What If You Have a Bellyache And You Don’t Even Know It?

The pros and cons of moving house. Pros: you get to live in a new house. Cons: you pack your life into cardboard boxes small enough to lift. You relocate only to spend the next few weeks unpacking things you don’t know why you have. No matter how much careful labeling, you still lose things. You WILL end up cleaning two houses. If you have small children, multiply the inconvenience by the number of their sticky little, into-everything fingers. In following months you will field a mass of queries from household members beginning with, “Where’s the…” And there’s that strange period of time when you just don’t know which house to call home. Moving house, hey! What upheaval! But then, when you’ve found a spot for your toothbrush, you’ve tested the water pressure, sat to a few meals and listened to the calls of birds in this neck of the woods, there comes that satisfied sigh at the end of one thing and the beginning of another. That’s where I’m at. Can I just say, …

God Doesn’t Wear Camouflage

ANZAC Day is arguably the most spiritual day of the year. For many Australians, listening to a bugle call during a dawn service will be their most spiritual experience. The dew underfoot. The huddle of community. The warming rum. The dark. And the long unwavering notes of The Last Post that peal into the reverent air. We stand there in the throng and remember the savagery of war, the sacrifice for our freedom and the scars our country bears, acknowledged on the breasts of generation after generation. It’s a church service for war, sacrifice and tragedy. What I love are the stories that surface of men and women of faith who served our country. As they served, God served their needs – in the trenches, on hospital stretchers, in their darkest hours. This year The Bible Society has released a book and website that tells profound true stories of service men and women who relied on God through the grisly bits. They all died – some during and some after the respective battles. Most were …

Just Call Me OH&S Officer on Steroids

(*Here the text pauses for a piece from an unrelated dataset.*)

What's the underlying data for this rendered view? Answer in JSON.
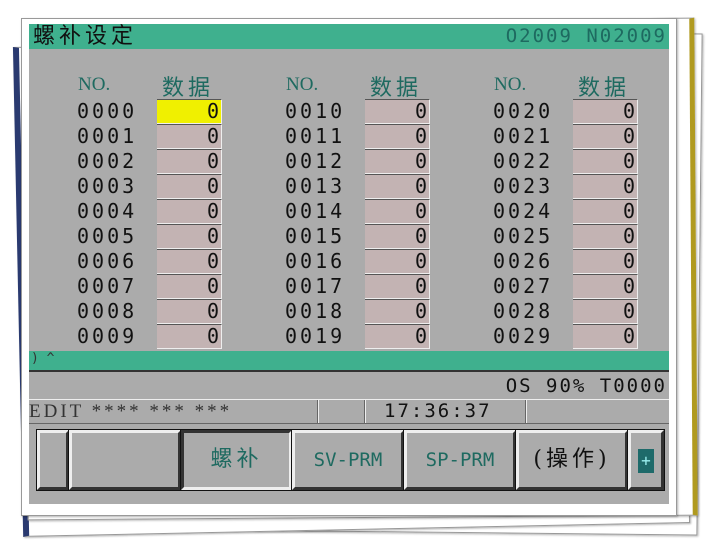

I am Mother. And I am Risk Assessment Officer. As mum to an adventurous toddler and his equally daring baby sister, I have discovered a habit that I’ve yet to decide whether is newly acquired or some kind of primal maternal behavior. Perhaps it’s just plain evidence of madness. In every context where my children are present (or will be), my mind darts ahead, scanning for hazards. You may as well just hand me one of those risk assessment forms – although I feel certain my process would be more thorough. An example? Hubby and I were going to bed – clearing the benches and switching lights off – when I noticed a packet of lollies on the table. I picked it up and stashed it in a cupboard up high so the first thing consumed the next morning wouldn’t be the equivalent of 48 teaspoons of sugar. Then the RAO in me took over. What if our capable toddler pulls a stool over to the cupboard? What if he stands on that stool, and …